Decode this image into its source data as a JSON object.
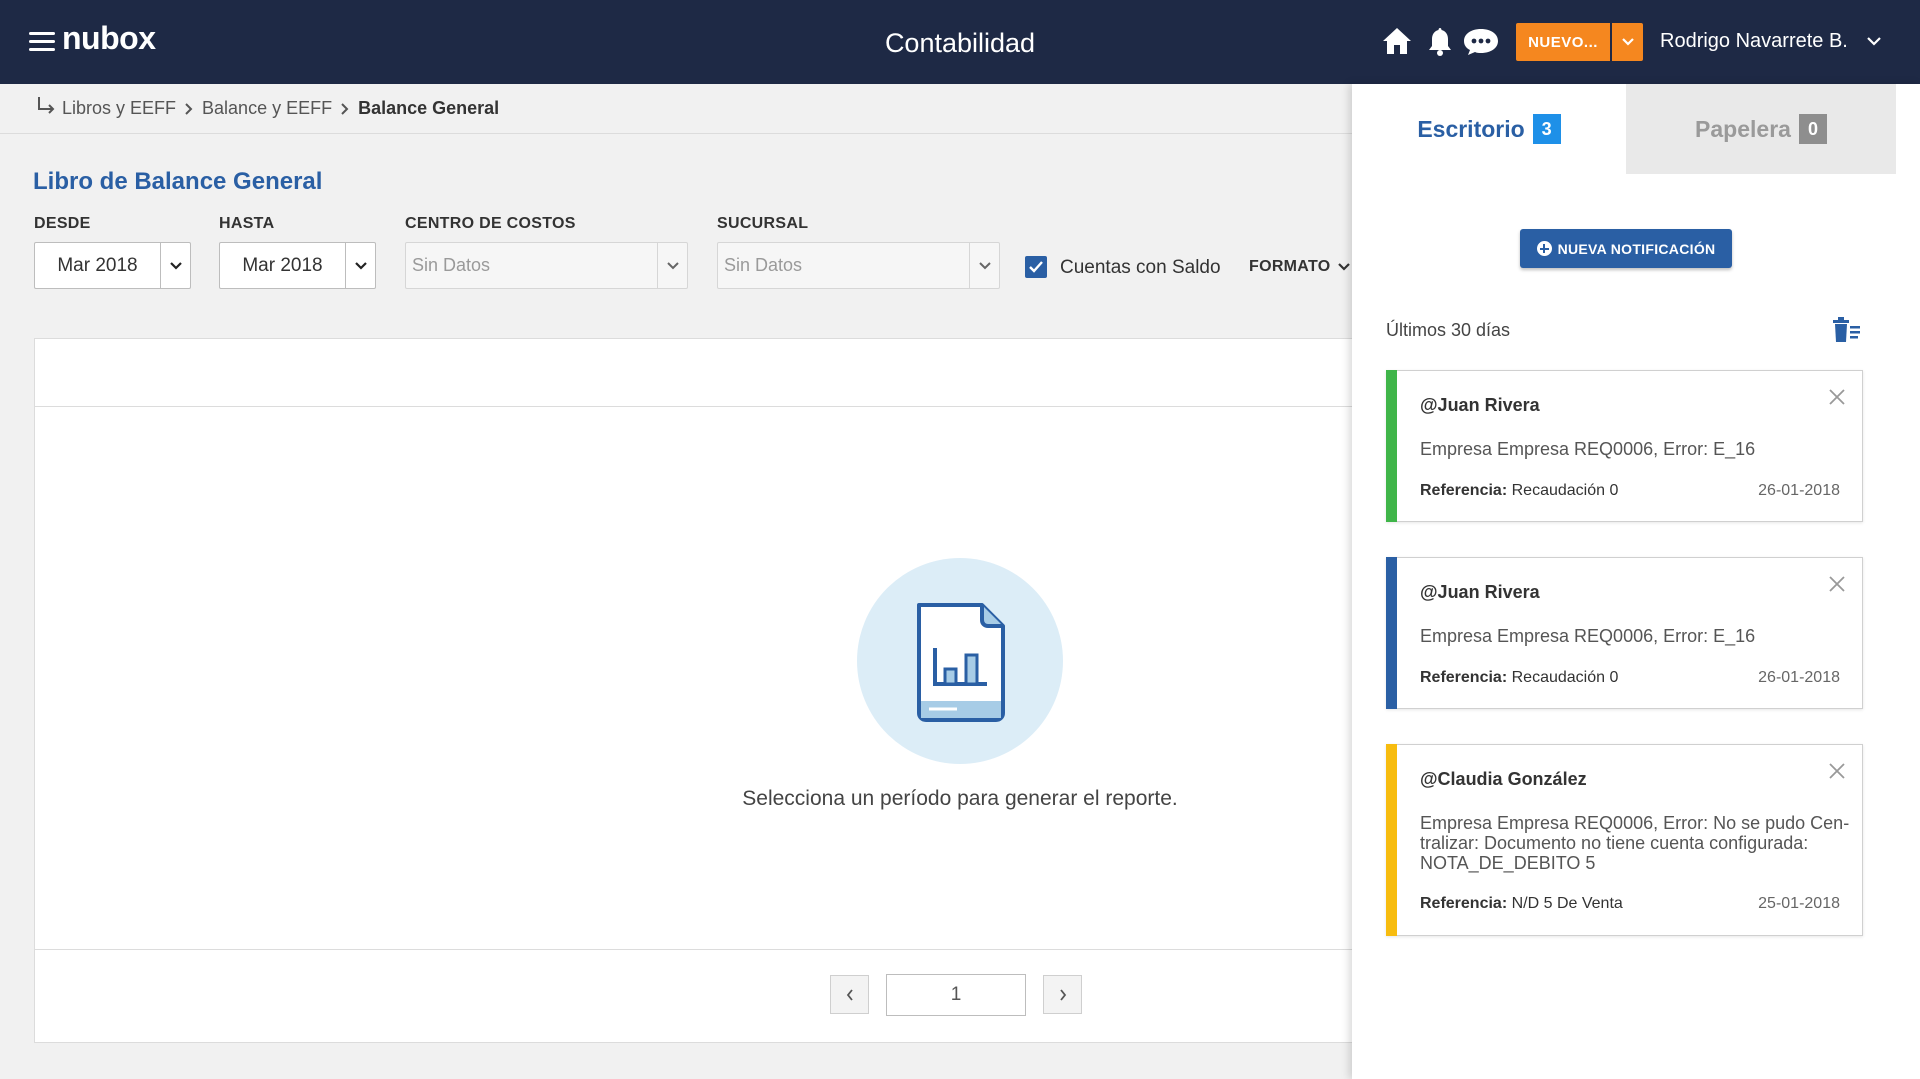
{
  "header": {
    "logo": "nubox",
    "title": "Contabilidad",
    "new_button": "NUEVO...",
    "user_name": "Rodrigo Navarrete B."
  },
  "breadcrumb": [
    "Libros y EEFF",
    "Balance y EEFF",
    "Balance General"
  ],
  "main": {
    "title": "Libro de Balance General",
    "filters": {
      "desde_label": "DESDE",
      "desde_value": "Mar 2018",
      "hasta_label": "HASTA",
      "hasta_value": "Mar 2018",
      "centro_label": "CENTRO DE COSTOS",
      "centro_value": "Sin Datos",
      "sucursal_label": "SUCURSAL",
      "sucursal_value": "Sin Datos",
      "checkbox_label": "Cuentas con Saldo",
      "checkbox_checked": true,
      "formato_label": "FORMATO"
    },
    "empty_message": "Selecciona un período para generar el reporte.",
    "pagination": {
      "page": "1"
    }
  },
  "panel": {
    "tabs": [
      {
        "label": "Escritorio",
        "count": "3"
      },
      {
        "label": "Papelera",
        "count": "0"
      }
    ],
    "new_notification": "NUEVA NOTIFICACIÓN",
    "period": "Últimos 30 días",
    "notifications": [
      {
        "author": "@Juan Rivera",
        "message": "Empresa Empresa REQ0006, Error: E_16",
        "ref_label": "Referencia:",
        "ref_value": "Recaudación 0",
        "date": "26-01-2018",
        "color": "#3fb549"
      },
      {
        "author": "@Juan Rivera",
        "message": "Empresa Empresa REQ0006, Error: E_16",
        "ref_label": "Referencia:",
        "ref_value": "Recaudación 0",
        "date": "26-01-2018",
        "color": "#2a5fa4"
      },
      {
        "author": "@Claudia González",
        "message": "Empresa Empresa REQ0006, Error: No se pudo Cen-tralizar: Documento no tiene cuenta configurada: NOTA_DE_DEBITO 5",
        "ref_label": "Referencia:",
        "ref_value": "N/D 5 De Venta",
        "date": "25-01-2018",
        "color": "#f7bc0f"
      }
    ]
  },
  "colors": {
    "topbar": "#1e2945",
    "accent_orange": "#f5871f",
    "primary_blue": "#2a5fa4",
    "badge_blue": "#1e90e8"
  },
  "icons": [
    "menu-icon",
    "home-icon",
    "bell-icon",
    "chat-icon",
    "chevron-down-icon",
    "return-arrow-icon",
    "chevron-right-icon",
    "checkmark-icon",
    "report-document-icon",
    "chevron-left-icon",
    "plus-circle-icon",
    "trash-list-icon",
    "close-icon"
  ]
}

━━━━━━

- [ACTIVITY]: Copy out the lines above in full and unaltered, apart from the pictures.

- [EXERCISE RESPONSE]:
Decode this image into its source data as a JSON object.
{
  "header": {
    "logo": "nubox",
    "title": "Contabilidad",
    "new_button": "NUEVO...",
    "user_name": "Rodrigo Navarrete B."
  },
  "breadcrumb": [
    "Libros y EEFF",
    "Balance y EEFF",
    "Balance General"
  ],
  "main": {
    "title": "Libro de Balance General",
    "filters": {
      "desde_label": "DESDE",
      "desde_value": "Mar 2018",
      "hasta_label": "HASTA",
      "hasta_value": "Mar 2018",
      "centro_label": "CENTRO DE COSTOS",
      "centro_value": "Sin Datos",
      "sucursal_label": "SUCURSAL",
      "sucursal_value": "Sin Datos",
      "checkbox_label": "Cuentas con Saldo",
      "checkbox_checked": true,
      "formato_label": "FORMATO"
    },
    "empty_message": "Selecciona un período para generar el reporte.",
    "pagination": {
      "page": "1"
    }
  },
  "panel": {
    "tabs": [
      {
        "label": "Escritorio",
        "count": "3"
      },
      {
        "label": "Papelera",
        "count": "0"
      }
    ],
    "new_notification": "NUEVA NOTIFICACIÓN",
    "period": "Últimos 30 días",
    "notifications": [
      {
        "author": "@Juan Rivera",
        "message": "Empresa Empresa REQ0006, Error: E_16",
        "ref_label": "Referencia:",
        "ref_value": "Recaudación 0",
        "date": "26-01-2018",
        "color": "#3fb549"
      },
      {
        "author": "@Juan Rivera",
        "message": "Empresa Empresa REQ0006, Error: E_16",
        "ref_label": "Referencia:",
        "ref_value": "Recaudación 0",
        "date": "26-01-2018",
        "color": "#2a5fa4"
      },
      {
        "author": "@Claudia González",
        "message": "Empresa Empresa REQ0006, Error: No se pudo Cen-tralizar: Documento no tiene cuenta configurada: NOTA_DE_DEBITO 5",
        "ref_label": "Referencia:",
        "ref_value": "N/D 5 De Venta",
        "date": "25-01-2018",
        "color": "#f7bc0f"
      }
    ]
  },
  "colors": {
    "topbar": "#1e2945",
    "accent_orange": "#f5871f",
    "primary_blue": "#2a5fa4",
    "badge_blue": "#1e90e8"
  },
  "icons": [
    "menu-icon",
    "home-icon",
    "bell-icon",
    "chat-icon",
    "chevron-down-icon",
    "return-arrow-icon",
    "chevron-right-icon",
    "checkmark-icon",
    "report-document-icon",
    "chevron-left-icon",
    "plus-circle-icon",
    "trash-list-icon",
    "close-icon"
  ]
}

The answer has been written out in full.